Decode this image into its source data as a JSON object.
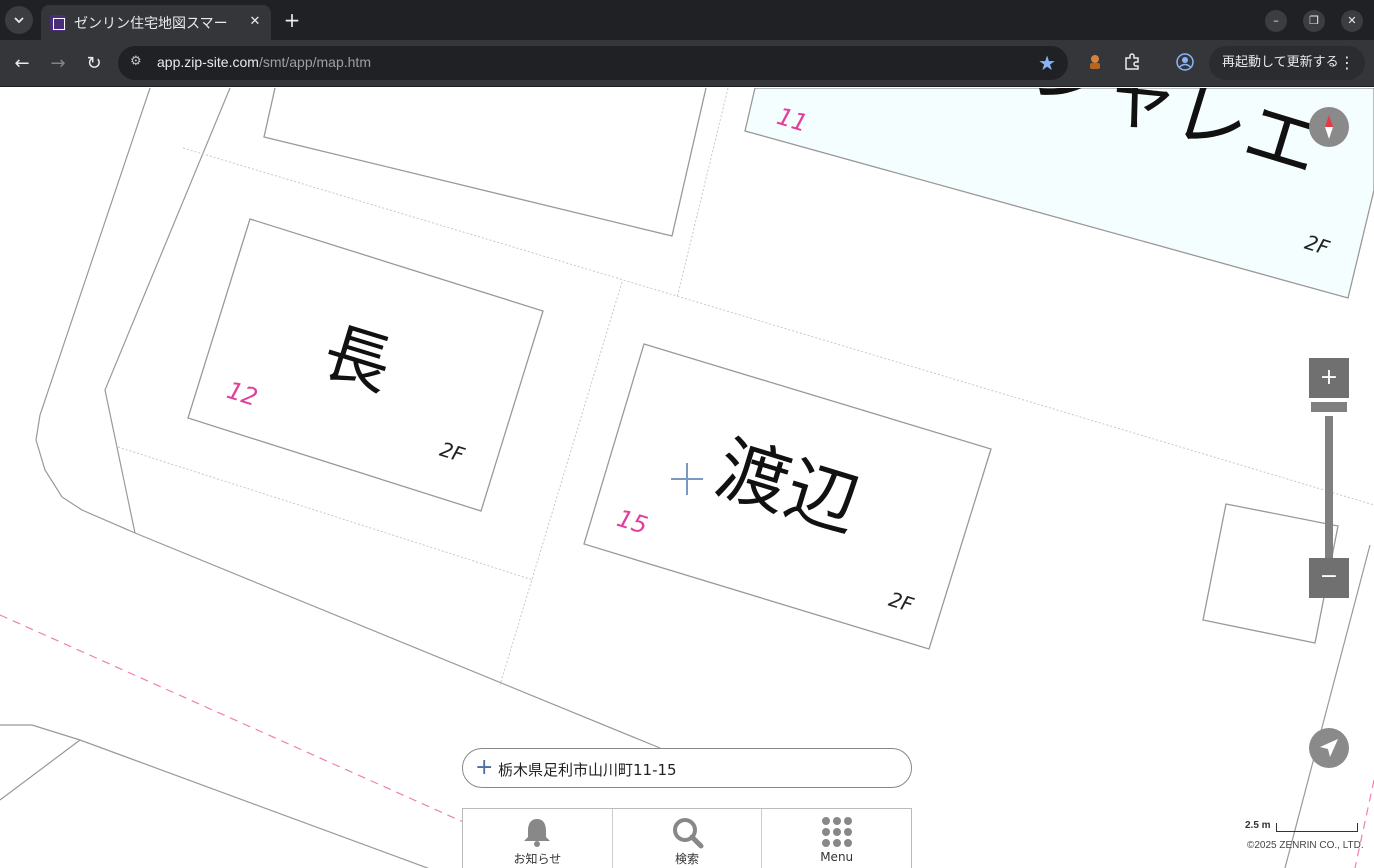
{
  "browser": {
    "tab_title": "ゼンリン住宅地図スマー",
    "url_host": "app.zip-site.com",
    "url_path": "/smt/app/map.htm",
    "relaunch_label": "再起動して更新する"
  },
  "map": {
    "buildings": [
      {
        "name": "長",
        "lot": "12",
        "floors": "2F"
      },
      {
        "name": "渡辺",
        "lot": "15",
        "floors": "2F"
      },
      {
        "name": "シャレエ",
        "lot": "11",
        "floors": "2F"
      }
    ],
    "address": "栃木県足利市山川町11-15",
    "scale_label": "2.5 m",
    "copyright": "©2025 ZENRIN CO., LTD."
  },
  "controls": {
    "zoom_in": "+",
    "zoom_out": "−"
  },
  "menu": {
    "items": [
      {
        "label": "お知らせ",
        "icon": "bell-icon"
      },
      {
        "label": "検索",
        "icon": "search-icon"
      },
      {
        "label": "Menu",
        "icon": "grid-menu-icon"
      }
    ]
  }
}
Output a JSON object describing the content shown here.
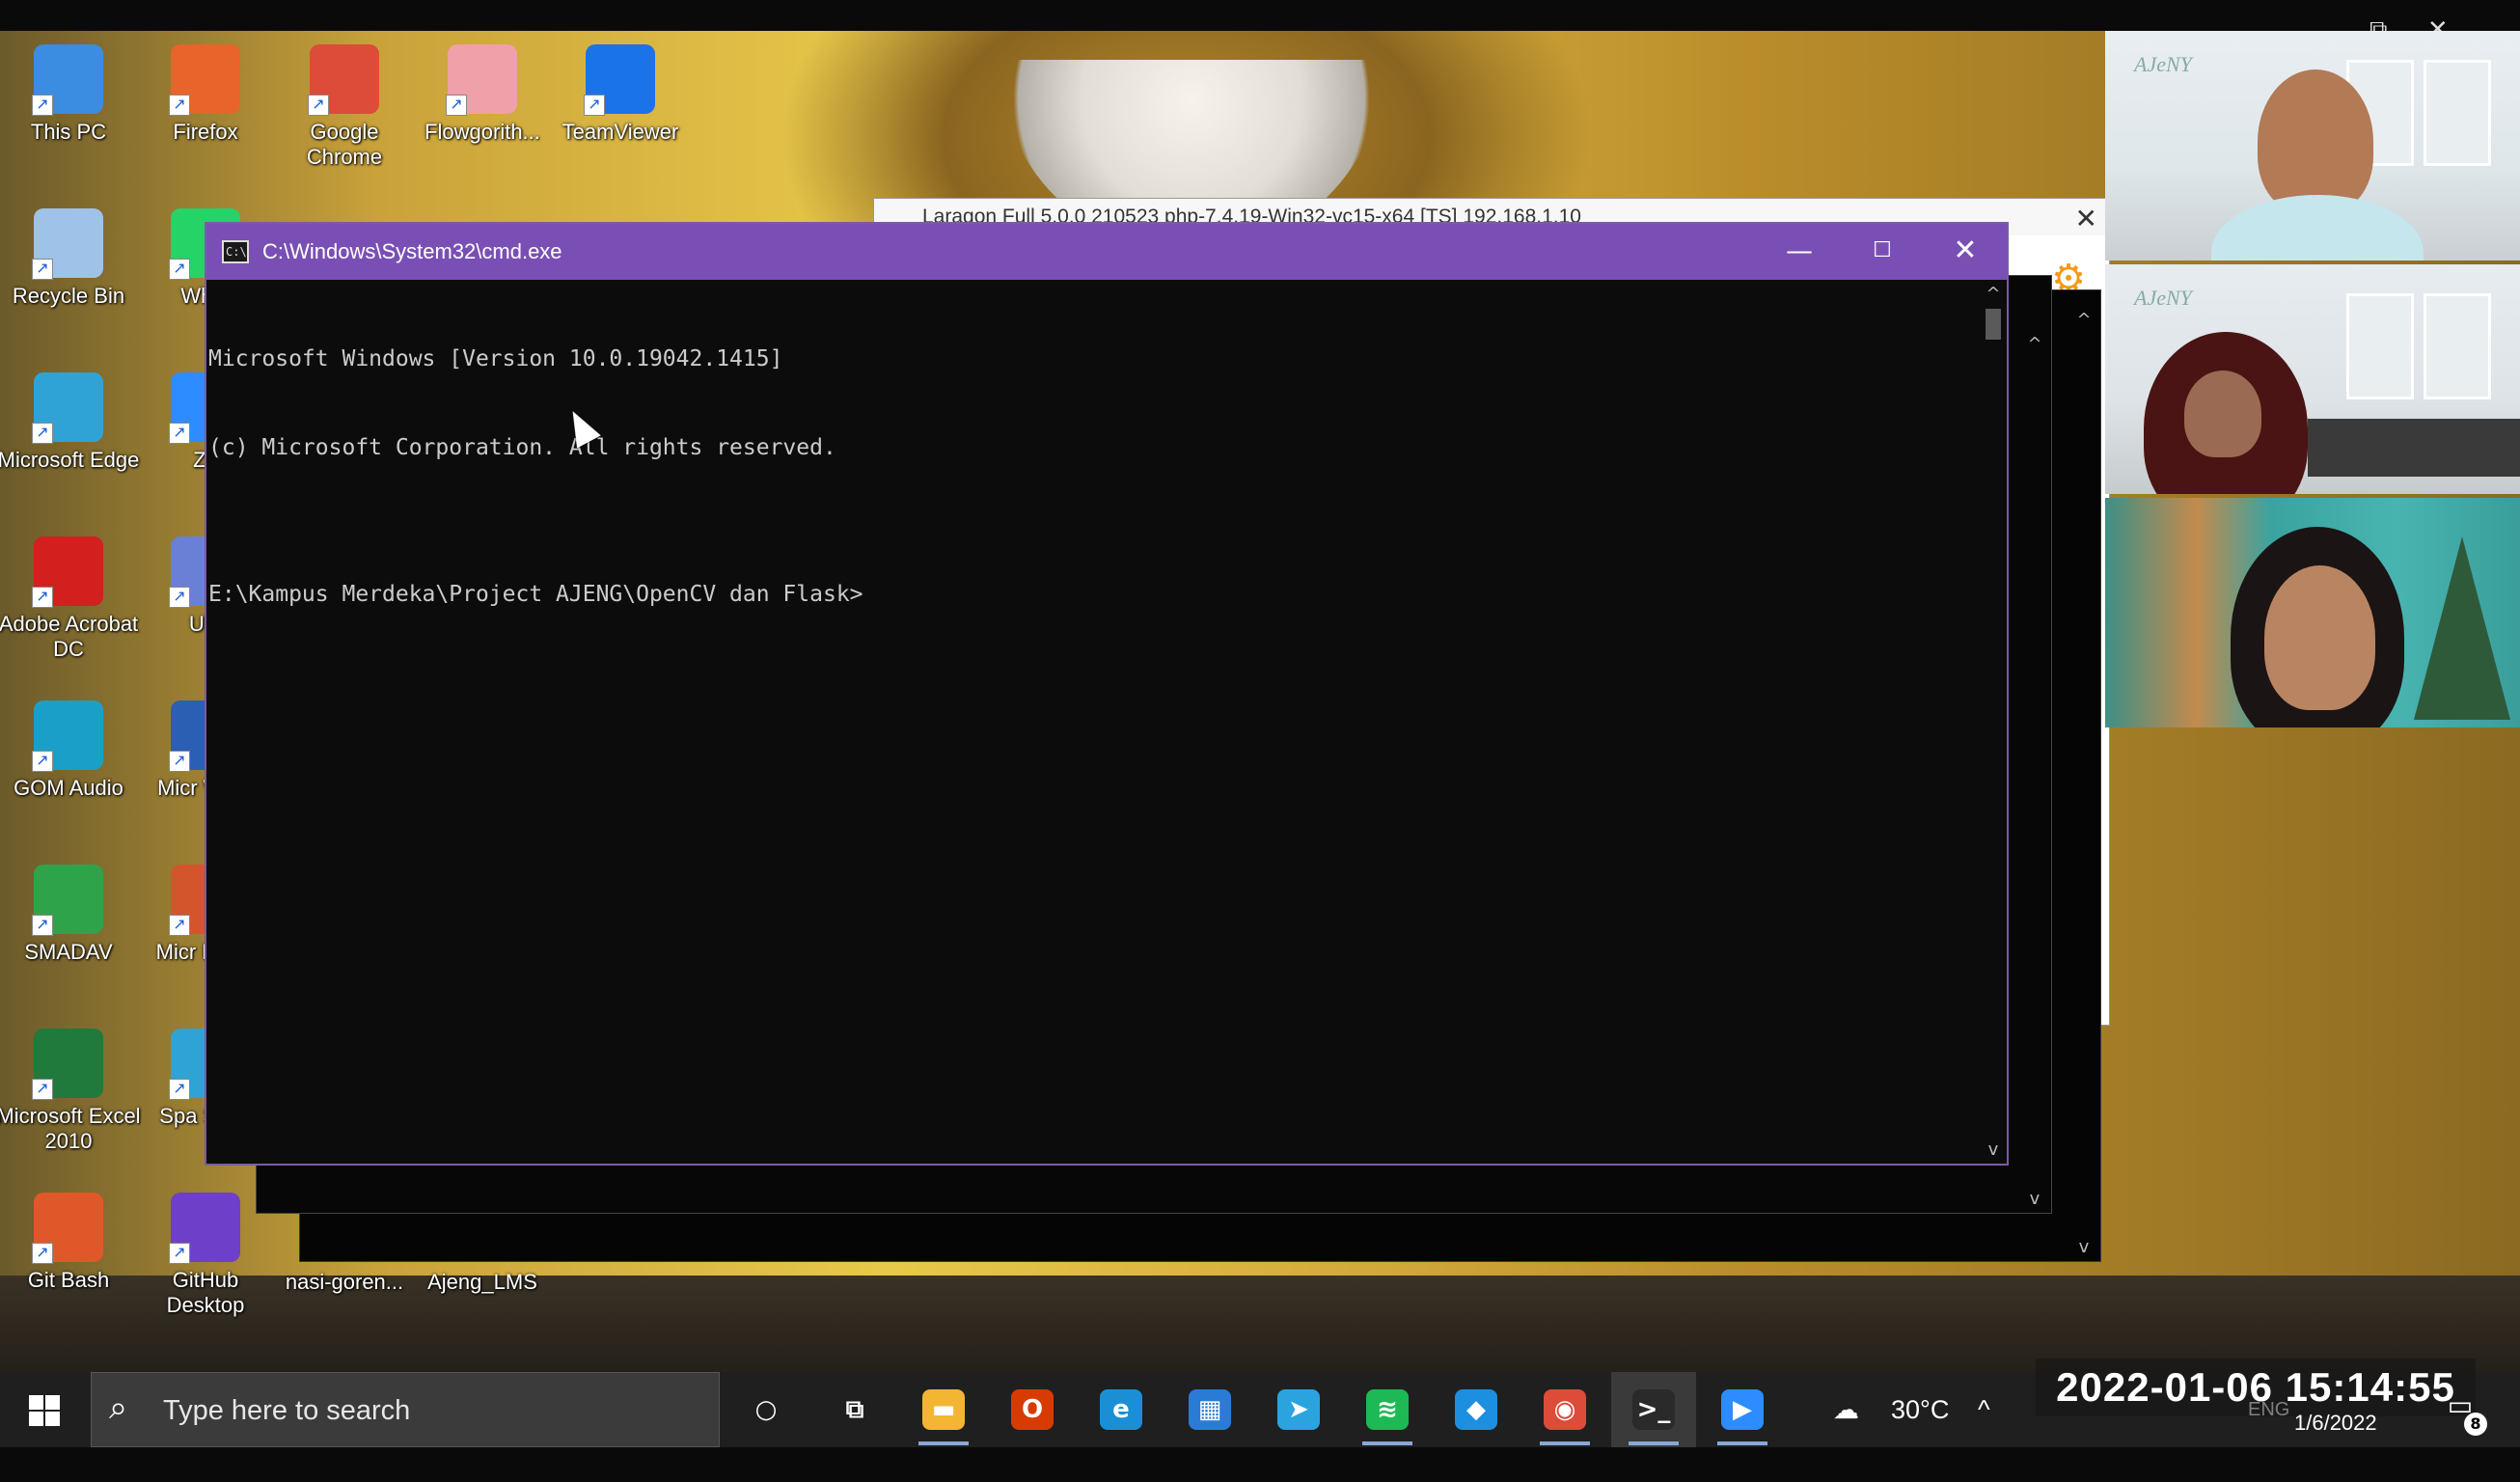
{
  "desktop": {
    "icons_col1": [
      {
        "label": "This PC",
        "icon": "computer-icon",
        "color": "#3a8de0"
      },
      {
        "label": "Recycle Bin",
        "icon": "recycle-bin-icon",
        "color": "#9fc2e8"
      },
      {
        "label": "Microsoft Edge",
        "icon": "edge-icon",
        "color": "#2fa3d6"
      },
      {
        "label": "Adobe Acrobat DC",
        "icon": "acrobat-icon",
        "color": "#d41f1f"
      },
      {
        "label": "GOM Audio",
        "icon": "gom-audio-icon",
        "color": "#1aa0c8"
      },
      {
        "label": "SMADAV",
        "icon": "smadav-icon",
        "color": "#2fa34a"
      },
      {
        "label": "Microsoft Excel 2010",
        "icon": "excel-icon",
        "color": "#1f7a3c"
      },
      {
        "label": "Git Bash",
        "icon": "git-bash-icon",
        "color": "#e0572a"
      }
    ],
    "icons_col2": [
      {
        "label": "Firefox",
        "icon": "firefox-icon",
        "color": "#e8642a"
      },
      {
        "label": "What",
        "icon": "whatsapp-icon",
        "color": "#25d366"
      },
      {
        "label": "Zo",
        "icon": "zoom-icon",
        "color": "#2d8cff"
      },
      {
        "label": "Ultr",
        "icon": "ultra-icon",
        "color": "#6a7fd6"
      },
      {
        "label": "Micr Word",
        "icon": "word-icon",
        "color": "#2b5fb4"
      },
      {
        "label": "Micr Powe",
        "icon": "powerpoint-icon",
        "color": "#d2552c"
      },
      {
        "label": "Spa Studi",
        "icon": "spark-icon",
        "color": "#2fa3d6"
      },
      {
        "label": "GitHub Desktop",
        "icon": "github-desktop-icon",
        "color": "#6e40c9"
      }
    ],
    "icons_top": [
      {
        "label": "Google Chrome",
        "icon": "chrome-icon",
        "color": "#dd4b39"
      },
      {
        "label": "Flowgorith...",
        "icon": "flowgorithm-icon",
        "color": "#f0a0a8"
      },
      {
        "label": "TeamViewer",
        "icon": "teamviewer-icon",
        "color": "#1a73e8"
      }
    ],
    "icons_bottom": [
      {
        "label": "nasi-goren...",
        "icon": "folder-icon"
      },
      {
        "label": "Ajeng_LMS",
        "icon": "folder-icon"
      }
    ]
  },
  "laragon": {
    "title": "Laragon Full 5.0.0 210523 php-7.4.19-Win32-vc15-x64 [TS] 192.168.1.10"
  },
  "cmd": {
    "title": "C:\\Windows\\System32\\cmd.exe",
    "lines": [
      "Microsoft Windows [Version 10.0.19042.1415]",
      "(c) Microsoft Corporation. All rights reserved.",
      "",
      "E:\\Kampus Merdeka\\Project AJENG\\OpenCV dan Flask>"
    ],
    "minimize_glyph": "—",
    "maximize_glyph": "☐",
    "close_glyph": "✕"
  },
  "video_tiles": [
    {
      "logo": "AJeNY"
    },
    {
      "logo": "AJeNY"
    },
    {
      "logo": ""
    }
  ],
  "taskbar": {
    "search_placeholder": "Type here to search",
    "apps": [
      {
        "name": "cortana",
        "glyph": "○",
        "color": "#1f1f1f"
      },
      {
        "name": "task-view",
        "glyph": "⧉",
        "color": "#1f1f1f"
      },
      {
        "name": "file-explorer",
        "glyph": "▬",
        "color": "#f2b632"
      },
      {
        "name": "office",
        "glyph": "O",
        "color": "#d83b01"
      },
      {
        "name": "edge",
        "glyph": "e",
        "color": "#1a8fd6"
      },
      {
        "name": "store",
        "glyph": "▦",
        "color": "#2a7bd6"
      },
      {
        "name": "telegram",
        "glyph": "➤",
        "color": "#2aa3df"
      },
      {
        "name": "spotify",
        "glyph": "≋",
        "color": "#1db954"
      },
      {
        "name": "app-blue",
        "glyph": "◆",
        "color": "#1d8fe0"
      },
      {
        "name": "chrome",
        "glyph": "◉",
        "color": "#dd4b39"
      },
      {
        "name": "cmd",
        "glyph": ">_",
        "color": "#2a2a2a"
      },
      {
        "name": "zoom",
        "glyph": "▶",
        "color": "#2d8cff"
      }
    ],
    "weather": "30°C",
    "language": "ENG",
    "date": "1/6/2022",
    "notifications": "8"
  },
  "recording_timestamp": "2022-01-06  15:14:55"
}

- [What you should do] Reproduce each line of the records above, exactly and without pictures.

- [The answer]
Decode this image into its source data as a JSON object.
{
  "browser": {
    "tab_title": "ゼンリン住宅地図スマー",
    "url_host": "app.zip-site.com",
    "url_path": "/smt/app/map.htm",
    "relaunch_label": "再起動して更新する"
  },
  "map": {
    "buildings": [
      {
        "name": "長",
        "lot": "12",
        "floors": "2F"
      },
      {
        "name": "渡辺",
        "lot": "15",
        "floors": "2F"
      },
      {
        "name": "シャレエ",
        "lot": "11",
        "floors": "2F"
      }
    ],
    "address": "栃木県足利市山川町11-15",
    "scale_label": "2.5 m",
    "copyright": "©2025 ZENRIN CO., LTD."
  },
  "controls": {
    "zoom_in": "+",
    "zoom_out": "−"
  },
  "menu": {
    "items": [
      {
        "label": "お知らせ",
        "icon": "bell-icon"
      },
      {
        "label": "検索",
        "icon": "search-icon"
      },
      {
        "label": "Menu",
        "icon": "grid-menu-icon"
      }
    ]
  }
}
Output a JSON object describing the content shown here.
{
  "desktop": {
    "icons_col1": [
      {
        "label": "This PC",
        "icon": "computer-icon",
        "color": "#3a8de0"
      },
      {
        "label": "Recycle Bin",
        "icon": "recycle-bin-icon",
        "color": "#9fc2e8"
      },
      {
        "label": "Microsoft Edge",
        "icon": "edge-icon",
        "color": "#2fa3d6"
      },
      {
        "label": "Adobe Acrobat DC",
        "icon": "acrobat-icon",
        "color": "#d41f1f"
      },
      {
        "label": "GOM Audio",
        "icon": "gom-audio-icon",
        "color": "#1aa0c8"
      },
      {
        "label": "SMADAV",
        "icon": "smadav-icon",
        "color": "#2fa34a"
      },
      {
        "label": "Microsoft Excel 2010",
        "icon": "excel-icon",
        "color": "#1f7a3c"
      },
      {
        "label": "Git Bash",
        "icon": "git-bash-icon",
        "color": "#e0572a"
      }
    ],
    "icons_col2": [
      {
        "label": "Firefox",
        "icon": "firefox-icon",
        "color": "#e8642a"
      },
      {
        "label": "What",
        "icon": "whatsapp-icon",
        "color": "#25d366"
      },
      {
        "label": "Zo",
        "icon": "zoom-icon",
        "color": "#2d8cff"
      },
      {
        "label": "Ultr",
        "icon": "ultra-icon",
        "color": "#6a7fd6"
      },
      {
        "label": "Micr Word",
        "icon": "word-icon",
        "color": "#2b5fb4"
      },
      {
        "label": "Micr Powe",
        "icon": "powerpoint-icon",
        "color": "#d2552c"
      },
      {
        "label": "Spa Studi",
        "icon": "spark-icon",
        "color": "#2fa3d6"
      },
      {
        "label": "GitHub Desktop",
        "icon": "github-desktop-icon",
        "color": "#6e40c9"
      }
    ],
    "icons_top": [
      {
        "label": "Google Chrome",
        "icon": "chrome-icon",
        "color": "#dd4b39"
      },
      {
        "label": "Flowgorith...",
        "icon": "flowgorithm-icon",
        "color": "#f0a0a8"
      },
      {
        "label": "TeamViewer",
        "icon": "teamviewer-icon",
        "color": "#1a73e8"
      }
    ],
    "icons_bottom": [
      {
        "label": "nasi-goren...",
        "icon": "folder-icon"
      },
      {
        "label": "Ajeng_LMS",
        "icon": "folder-icon"
      }
    ]
  },
  "laragon": {
    "title": "Laragon Full 5.0.0 210523 php-7.4.19-Win32-vc15-x64 [TS] 192.168.1.10"
  },
  "cmd": {
    "title": "C:\\Windows\\System32\\cmd.exe",
    "lines": [
      "Microsoft Windows [Version 10.0.19042.1415]",
      "(c) Microsoft Corporation. All rights reserved.",
      "",
      "E:\\Kampus Merdeka\\Project AJENG\\OpenCV dan Flask>"
    ],
    "minimize_glyph": "—",
    "maximize_glyph": "☐",
    "close_glyph": "✕"
  },
  "video_tiles": [
    {
      "logo": "AJeNY"
    },
    {
      "logo": "AJeNY"
    },
    {
      "logo": ""
    }
  ],
  "taskbar": {
    "search_placeholder": "Type here to search",
    "apps": [
      {
        "name": "cortana",
        "glyph": "○",
        "color": "#1f1f1f"
      },
      {
        "name": "task-view",
        "glyph": "⧉",
        "color": "#1f1f1f"
      },
      {
        "name": "file-explorer",
        "glyph": "▬",
        "color": "#f2b632"
      },
      {
        "name": "office",
        "glyph": "O",
        "color": "#d83b01"
      },
      {
        "name": "edge",
        "glyph": "e",
        "color": "#1a8fd6"
      },
      {
        "name": "store",
        "glyph": "▦",
        "color": "#2a7bd6"
      },
      {
        "name": "telegram",
        "glyph": "➤",
        "color": "#2aa3df"
      },
      {
        "name": "spotify",
        "glyph": "≋",
        "color": "#1db954"
      },
      {
        "name": "app-blue",
        "glyph": "◆",
        "color": "#1d8fe0"
      },
      {
        "name": "chrome",
        "glyph": "◉",
        "color": "#dd4b39"
      },
      {
        "name": "cmd",
        "glyph": ">_",
        "color": "#2a2a2a"
      },
      {
        "name": "zoom",
        "glyph": "▶",
        "color": "#2d8cff"
      }
    ],
    "weather": "30°C",
    "language": "ENG",
    "date": "1/6/2022",
    "notifications": "8"
  },
  "recording_timestamp": "2022-01-06  15:14:55"
}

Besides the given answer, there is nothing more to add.